Jonas Vingegaard was crowned Tour de France champion on Sunday after a gruelling 3,350km, 21-stage race, ending a journey which had its roots in the mundane surroundings of a fish factory in his native Denmark.
He follows compatriot Bjarne Riis who won the world’s most famous bike race – although later admitted to doping – in 1996, the year Vingegaard was born.
“Every day was quick, fast, it’s been rough. There has been a lot of attacking. It must have looked good on television,” said the champion.
It is a stunning success for Vingegaard, three weeks after the race pedalled off from Copenhagen for the first of three stages on home ground.
Over 35,000 paying fans had packed into Copenhagen’s Tivoli Gardens to greet the Tour de France riders before the race.
When it came to the turn of Dutch outfit Jumbo Visma, a roar went up which seemed to overwhelm the 25-year-old co-captain of the team, a quiet, unassuming rider.
Fighting back tears, Vingegaard looked far from a future champion of one of sport’s most difficult endurance tests.
On the opening day time-trial, a wall of sound reverberated around Copenhagen, as their home hope’s progress was tracked along the downtown route.
While much of the rest of the world was unaware of Vingegaard, the man from northern Jutland was already a household name at home.
That was not only because of his cycling skills, but his mother-in-law who shot to national celebrity after competing on the Great Danish Bake Off show, and also featured on Denmark’s version of Dancing with the Stars.
Vingegaard was born in December 1996 and raised in Hillerslev, a fishing village of just 370 inhabitants, in a completely flat landscape on the shores of the North Sea.
Denmark’s previous Tour winner Riis was born in Herning, around 100km from Hillerslev.
As a child, Vingegaard played handball and football and was an avid fan of Liverpool, before turning to cycling after watching the Tour of Denmark pass close to his home.
With his slender frame and the windy flatlands of Denmark, his staggering climbing skills were yet to be revealed.
He joined Colo-Quick, a continental Tour team, at 19 and worked in a fish business in the mornings before training.
“I had to get up early, but it gave me something to do, and I wasn’t sure if I would become a professional cyclist,” Vingegaard said.
It was at Colo-Quick that he met his partner Trine Hansen, a marketing manager who is nine years his senior, with the couple having a young daughter Frida.
“He told me he was going to be a banker, and I thought I’d be a banker’s wife,” Hansen said this week.
Vingegaard joined Jumbo in 2019, where he says he “learned to cycle”.
He came to prominence at last year’s Tour de France, where riding under the radar he suddenly found himself team leader when Primoz Roglic crashed out, finishing second.
Shy and retiring, he refuses nearly all television engagements, relying on Trine to front the family image while he gets on with the cycling.

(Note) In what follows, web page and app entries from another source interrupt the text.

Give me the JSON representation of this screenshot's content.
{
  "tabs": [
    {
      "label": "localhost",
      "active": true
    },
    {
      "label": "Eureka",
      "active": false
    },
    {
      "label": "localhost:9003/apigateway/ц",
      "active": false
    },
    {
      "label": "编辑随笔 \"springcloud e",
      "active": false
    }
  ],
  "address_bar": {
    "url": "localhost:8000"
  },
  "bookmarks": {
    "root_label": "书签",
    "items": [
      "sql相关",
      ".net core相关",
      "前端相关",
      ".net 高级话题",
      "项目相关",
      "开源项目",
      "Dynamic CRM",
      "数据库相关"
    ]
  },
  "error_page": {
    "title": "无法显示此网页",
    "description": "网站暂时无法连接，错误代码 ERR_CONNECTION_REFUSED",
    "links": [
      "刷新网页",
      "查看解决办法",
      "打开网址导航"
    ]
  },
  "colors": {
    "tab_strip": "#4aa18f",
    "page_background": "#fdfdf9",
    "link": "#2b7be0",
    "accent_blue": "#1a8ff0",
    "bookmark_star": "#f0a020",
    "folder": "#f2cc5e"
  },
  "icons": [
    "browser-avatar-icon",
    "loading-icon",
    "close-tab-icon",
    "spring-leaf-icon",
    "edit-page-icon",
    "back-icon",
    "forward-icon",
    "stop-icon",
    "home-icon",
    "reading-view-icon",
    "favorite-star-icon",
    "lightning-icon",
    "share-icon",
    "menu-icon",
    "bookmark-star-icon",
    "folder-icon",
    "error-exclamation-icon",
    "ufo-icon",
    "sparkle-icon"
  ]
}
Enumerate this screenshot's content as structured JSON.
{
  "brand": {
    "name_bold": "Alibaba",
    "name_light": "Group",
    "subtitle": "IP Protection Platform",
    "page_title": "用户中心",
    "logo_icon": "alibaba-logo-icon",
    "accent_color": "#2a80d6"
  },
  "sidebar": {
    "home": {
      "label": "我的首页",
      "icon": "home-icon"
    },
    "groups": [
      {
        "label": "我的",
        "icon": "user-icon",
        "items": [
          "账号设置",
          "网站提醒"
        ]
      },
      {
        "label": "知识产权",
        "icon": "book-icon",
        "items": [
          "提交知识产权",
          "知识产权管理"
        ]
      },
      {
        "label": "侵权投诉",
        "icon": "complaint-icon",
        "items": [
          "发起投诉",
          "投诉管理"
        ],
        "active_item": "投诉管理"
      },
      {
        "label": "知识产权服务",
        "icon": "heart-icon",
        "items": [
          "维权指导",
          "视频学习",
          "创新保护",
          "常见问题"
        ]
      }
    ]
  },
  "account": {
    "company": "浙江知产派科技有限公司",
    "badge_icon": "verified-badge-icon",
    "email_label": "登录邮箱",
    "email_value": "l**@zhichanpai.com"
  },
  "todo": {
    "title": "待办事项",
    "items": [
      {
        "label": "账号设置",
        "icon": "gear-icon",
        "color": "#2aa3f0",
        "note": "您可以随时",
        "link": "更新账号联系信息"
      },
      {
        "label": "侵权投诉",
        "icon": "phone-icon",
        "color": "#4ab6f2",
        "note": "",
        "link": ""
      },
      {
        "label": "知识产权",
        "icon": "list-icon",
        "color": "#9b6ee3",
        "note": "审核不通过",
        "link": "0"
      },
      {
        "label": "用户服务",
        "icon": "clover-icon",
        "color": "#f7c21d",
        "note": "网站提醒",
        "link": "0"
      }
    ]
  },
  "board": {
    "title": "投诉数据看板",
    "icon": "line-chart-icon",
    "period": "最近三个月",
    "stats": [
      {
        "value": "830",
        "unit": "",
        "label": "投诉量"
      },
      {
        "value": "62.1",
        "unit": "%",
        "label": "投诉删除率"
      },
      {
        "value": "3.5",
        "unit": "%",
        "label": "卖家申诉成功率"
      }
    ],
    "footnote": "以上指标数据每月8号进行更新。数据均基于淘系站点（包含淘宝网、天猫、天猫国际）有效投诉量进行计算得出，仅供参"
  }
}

He relentlessly thanks her when interviewed, speaking of “his two girls at home” being the rocks of his life.
After meeting French President Emmanuel Macron following stage 18, Vingegaard was stunned.
“He knew my name,” said Vingegaard who admits he has had problems in the past with self-confidence.
On this Tour, he bettered two-time defending champion Tadej Pogacar on both the toughest mountain stages to clinch the champion’s yellow jersey that will make him a hero in his homeland.
“I don’t know how this will effect our lives, but I grew up somehow,” said Vingegaard. “But I feel better than ever”.